Record excerpts START

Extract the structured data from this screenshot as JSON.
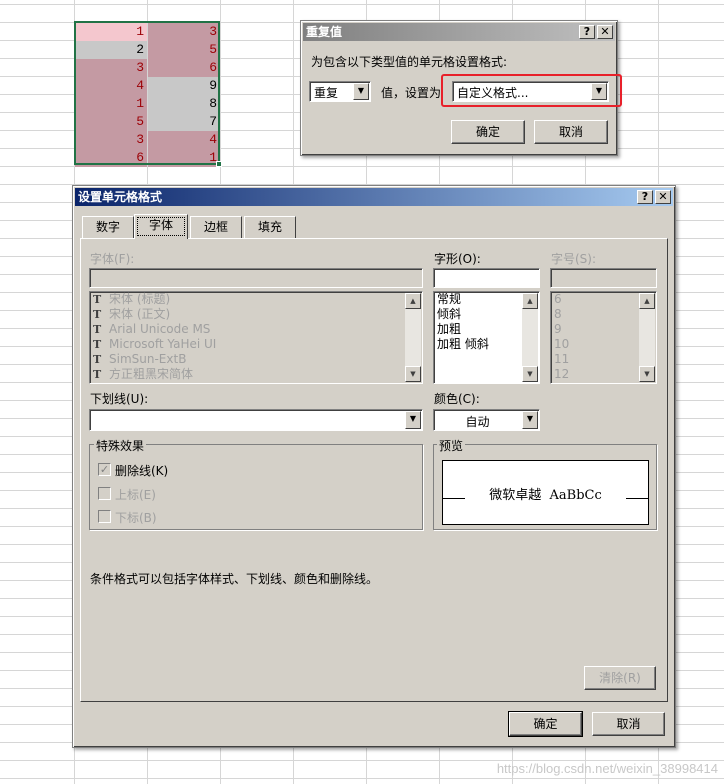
{
  "sheet": {
    "col_a": [
      {
        "value": "1",
        "style": "dupA"
      },
      {
        "value": "2",
        "style": "uniq"
      },
      {
        "value": "3",
        "style": "dup"
      },
      {
        "value": "4",
        "style": "dup"
      },
      {
        "value": "1",
        "style": "dup"
      },
      {
        "value": "5",
        "style": "dup"
      },
      {
        "value": "3",
        "style": "dup"
      },
      {
        "value": "6",
        "style": "dup"
      }
    ],
    "col_b": [
      {
        "value": "3",
        "style": "dup"
      },
      {
        "value": "5",
        "style": "dup"
      },
      {
        "value": "6",
        "style": "dup"
      },
      {
        "value": "9",
        "style": "uniq"
      },
      {
        "value": "8",
        "style": "uniq"
      },
      {
        "value": "7",
        "style": "uniq"
      },
      {
        "value": "4",
        "style": "dup"
      },
      {
        "value": "1",
        "style": "dup"
      }
    ]
  },
  "duplicate_dialog": {
    "title": "重复值",
    "prompt": "为包含以下类型值的单元格设置格式:",
    "type_value": "重复",
    "mid_label": "值，设置为",
    "format_value": "自定义格式...",
    "ok_label": "确定",
    "cancel_label": "取消",
    "help_label": "?",
    "close_label": "✕"
  },
  "format_dialog": {
    "title": "设置单元格格式",
    "help_label": "?",
    "close_label": "✕",
    "tabs": [
      "数字",
      "字体",
      "边框",
      "填充"
    ],
    "active_tab": 1,
    "font_label": "字体(F):",
    "font_list": [
      "宋体 (标题)",
      "宋体 (正文)",
      "Arial Unicode MS",
      "Microsoft YaHei UI",
      "SimSun-ExtB",
      "方正粗黑宋简体"
    ],
    "style_label": "字形(O):",
    "style_list": [
      "常规",
      "倾斜",
      "加粗",
      "加粗 倾斜"
    ],
    "size_label": "字号(S):",
    "size_list": [
      "6",
      "8",
      "9",
      "10",
      "11",
      "12"
    ],
    "underline_label": "下划线(U):",
    "underline_value": "",
    "color_label": "颜色(C):",
    "color_value": "自动",
    "effects_title": "特殊效果",
    "strikethrough_label": "删除线(K)",
    "strikethrough_checked": true,
    "superscript_label": "上标(E)",
    "subscript_label": "下标(B)",
    "preview_title": "预览",
    "preview_text": "微软卓越  AaBbCc",
    "note": "条件格式可以包括字体样式、下划线、颜色和删除线。",
    "clear_label": "清除(R)",
    "ok_label": "确定",
    "cancel_label": "取消"
  },
  "icons": {
    "font_type_icon": "TrueType-T",
    "scroll_up_icon": "▲",
    "scroll_down_icon": "▼",
    "dropdown_icon": "▼",
    "checkmark_icon": "✓"
  },
  "watermark": "https://blog.csdn.net/weixin_38998414",
  "colors": {
    "duplicate_fill": "#c49aa3",
    "duplicate_text": "#9c0006",
    "unique_fill": "#c8c8c8",
    "highlight_border": "#e8202a",
    "selection_border": "#217346"
  }
}
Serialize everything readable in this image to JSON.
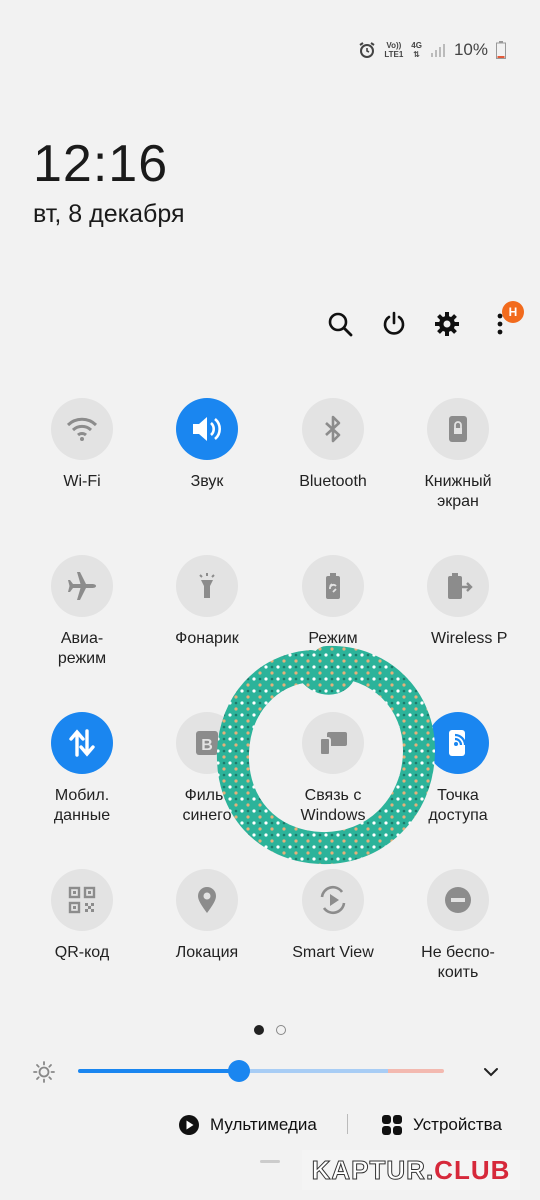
{
  "status": {
    "volte_top": "Vo))",
    "volte_bottom": "LTE1",
    "net_top": "4G",
    "battery": "10%"
  },
  "clock": {
    "time": "12:16",
    "date": "вт, 8 декабря"
  },
  "menu_badge": "H",
  "tiles": [
    {
      "label": "Wi-Fi",
      "icon": "wifi-icon",
      "active": false
    },
    {
      "label": "Звук",
      "icon": "sound-icon",
      "active": true
    },
    {
      "label": "Bluetooth",
      "icon": "bluetooth-icon",
      "active": false
    },
    {
      "label": "Книжный\nэкран",
      "icon": "portrait-lock-icon",
      "active": false
    },
    {
      "label": "Авиа-\nрежим",
      "icon": "airplane-icon",
      "active": false
    },
    {
      "label": "Фонарик",
      "icon": "flashlight-icon",
      "active": false
    },
    {
      "label": "Режим",
      "icon": "battery-saver-icon",
      "active": false
    },
    {
      "label": "Wireless P",
      "icon": "wireless-powershare-icon",
      "active": false
    },
    {
      "label": "Мобил.\nданные",
      "icon": "mobile-data-icon",
      "active": true
    },
    {
      "label": "Фильт\nсинего",
      "icon": "blue-light-filter-icon",
      "active": false
    },
    {
      "label": "Связь с\nWindows",
      "icon": "link-to-windows-icon",
      "active": false
    },
    {
      "label": "Точка\nдоступа",
      "icon": "hotspot-icon",
      "active": true
    },
    {
      "label": "QR-код",
      "icon": "qr-code-icon",
      "active": false
    },
    {
      "label": "Локация",
      "icon": "location-icon",
      "active": false
    },
    {
      "label": "Smart View",
      "icon": "smart-view-icon",
      "active": false
    },
    {
      "label": "Не беспо-\nкоить",
      "icon": "do-not-disturb-icon",
      "active": false
    }
  ],
  "pager": {
    "pages": 2,
    "current": 1
  },
  "brightness": {
    "level_percent": 45
  },
  "bottom": {
    "media": "Мультимедиа",
    "devices": "Устройства"
  },
  "watermark": {
    "part1": "KAPTUR.",
    "part2": "CLUB"
  },
  "colors": {
    "accent": "#1a86f0",
    "tile_off": "#e3e3e3",
    "badge": "#f26b1d",
    "marker": "#2cb39a"
  }
}
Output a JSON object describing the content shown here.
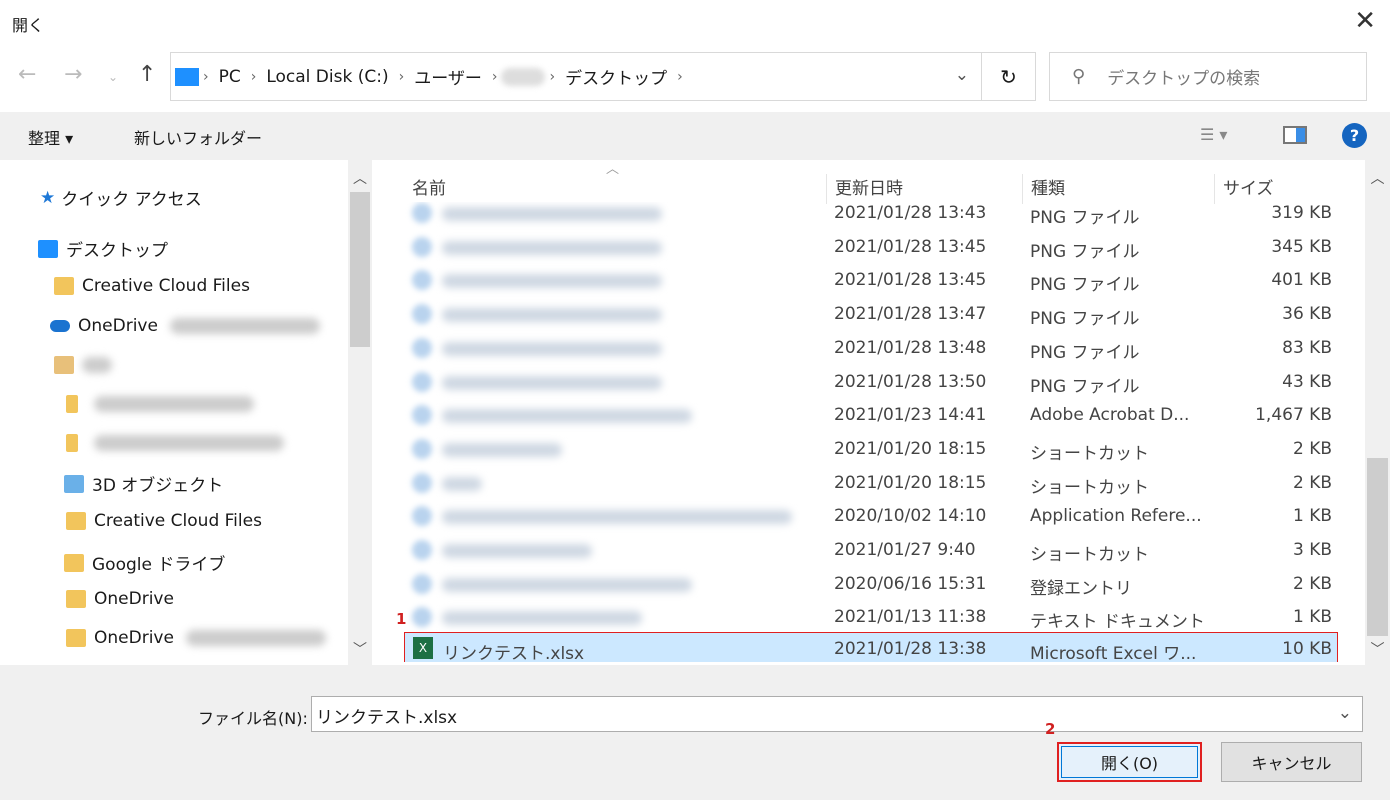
{
  "window": {
    "title": "開く"
  },
  "address": {
    "crumbs": [
      "PC",
      "Local Disk (C:)",
      "ユーザー",
      "デスクトップ"
    ]
  },
  "search": {
    "placeholder": "デスクトップの検索"
  },
  "toolbar": {
    "organize": "整理 ▾",
    "new_folder": "新しいフォルダー"
  },
  "sidebar": {
    "items": [
      "クイック アクセス",
      "デスクトップ",
      "Creative Cloud Files",
      "OneDrive",
      "3D オブジェクト",
      "Creative Cloud Files",
      "Google ドライブ",
      "OneDrive",
      "OneDrive"
    ]
  },
  "columns": [
    "名前",
    "更新日時",
    "種類",
    "サイズ"
  ],
  "files": [
    {
      "date": "2021/01/28 13:43",
      "type": "PNG ファイル",
      "size": "319 KB"
    },
    {
      "date": "2021/01/28 13:45",
      "type": "PNG ファイル",
      "size": "345 KB"
    },
    {
      "date": "2021/01/28 13:45",
      "type": "PNG ファイル",
      "size": "401 KB"
    },
    {
      "date": "2021/01/28 13:47",
      "type": "PNG ファイル",
      "size": "36 KB"
    },
    {
      "date": "2021/01/28 13:48",
      "type": "PNG ファイル",
      "size": "83 KB"
    },
    {
      "date": "2021/01/28 13:50",
      "type": "PNG ファイル",
      "size": "43 KB"
    },
    {
      "date": "2021/01/23 14:41",
      "type": "Adobe Acrobat D...",
      "size": "1,467 KB"
    },
    {
      "date": "2021/01/20 18:15",
      "type": "ショートカット",
      "size": "2 KB"
    },
    {
      "date": "2021/01/20 18:15",
      "type": "ショートカット",
      "size": "2 KB"
    },
    {
      "date": "2020/10/02 14:10",
      "type": "Application Refere...",
      "size": "1 KB"
    },
    {
      "date": "2021/01/27 9:40",
      "type": "ショートカット",
      "size": "3 KB"
    },
    {
      "date": "2020/06/16 15:31",
      "type": "登録エントリ",
      "size": "2 KB"
    },
    {
      "date": "2021/01/13 11:38",
      "type": "テキスト ドキュメント",
      "size": "1 KB"
    }
  ],
  "selected": {
    "name": "リンクテスト.xlsx",
    "date": "2021/01/28 13:38",
    "type": "Microsoft Excel ワ...",
    "size": "10 KB"
  },
  "annotations": [
    "1",
    "2"
  ],
  "footer": {
    "filename_label": "ファイル名(N):",
    "filename_value": "リンクテスト.xlsx",
    "open": "開く(O)",
    "cancel": "キャンセル"
  }
}
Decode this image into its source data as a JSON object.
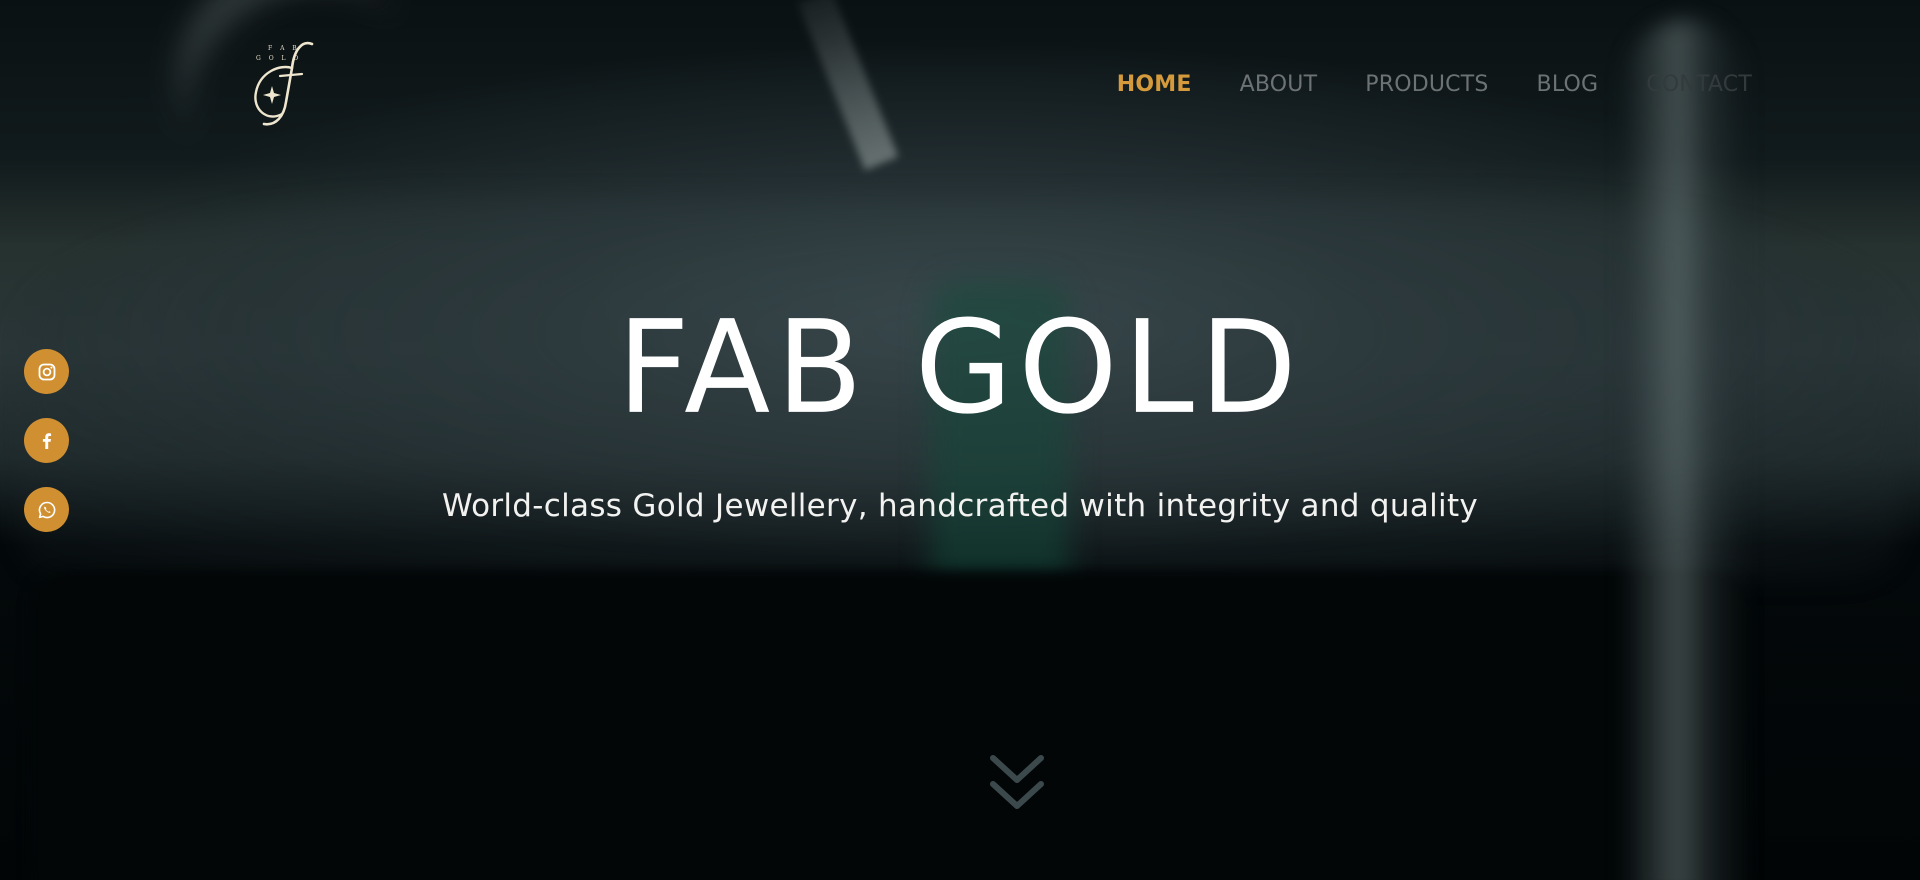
{
  "brand": {
    "logo_wordmark": "FAB GOLD",
    "logo_icon": "fab-gold-monogram-f-with-star"
  },
  "nav": {
    "items": [
      {
        "label": "HOME",
        "active": true
      },
      {
        "label": "ABOUT",
        "active": false
      },
      {
        "label": "PRODUCTS",
        "active": false
      },
      {
        "label": "BLOG",
        "active": false
      },
      {
        "label": "CONTACT",
        "active": false
      }
    ]
  },
  "hero": {
    "title": "FAB GOLD",
    "subtitle": "World-class Gold Jewellery, handcrafted with integrity and quality"
  },
  "social": [
    {
      "icon": "instagram-icon"
    },
    {
      "icon": "facebook-icon"
    },
    {
      "icon": "whatsapp-icon"
    }
  ],
  "scroll": {
    "icon": "double-chevron-down-icon"
  },
  "colors": {
    "accent": "#d59a3b",
    "social_button": "#d09032",
    "nav_inactive": "#6d7375",
    "background": "#05090b",
    "text": "#ffffff"
  }
}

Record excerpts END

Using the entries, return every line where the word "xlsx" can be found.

    "name": "リンクテスト.xlsx",
    "filename_value": "リンクテスト.xlsx",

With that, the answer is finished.